- _What to produce_:
In the entries below, find each line bearing the string "Terms" and copy it.
-.-.-
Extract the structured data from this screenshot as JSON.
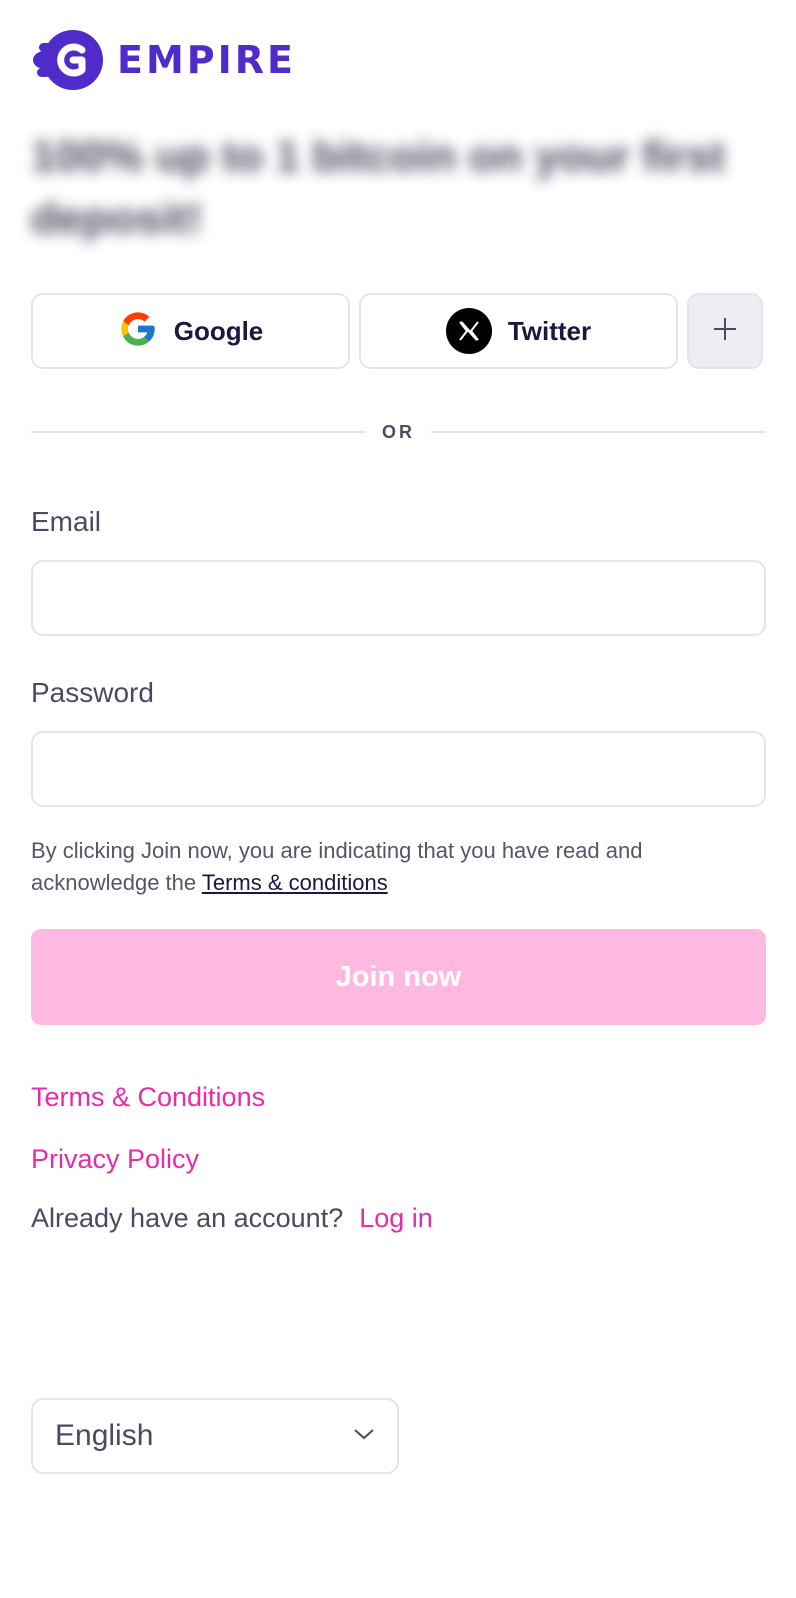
{
  "brand": {
    "name": "EMPIRE",
    "color": "#4f2cc9"
  },
  "promo_headline": "100% up to 1 bitcoin on your first deposit!",
  "social": {
    "google_label": "Google",
    "twitter_label": "Twitter",
    "more_icon": "plus-icon"
  },
  "divider_text": "OR",
  "form": {
    "email_label": "Email",
    "email_value": "",
    "password_label": "Password",
    "password_value": ""
  },
  "consent": {
    "text": "By clicking Join now, you are indicating that you have read and acknowledge the",
    "link": "Terms & conditions"
  },
  "join_button": "Join now",
  "footer_links": {
    "terms": "Terms & Conditions",
    "privacy": "Privacy Policy",
    "already_text": "Already have an account?",
    "login": "Log in"
  },
  "language": {
    "selected": "English"
  },
  "colors": {
    "accent_pink": "#e62ca8",
    "join_disabled": "#feb9e0"
  }
}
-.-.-
- _Result below_:
    "link": "Terms & conditions"
    "terms": "Terms & Conditions",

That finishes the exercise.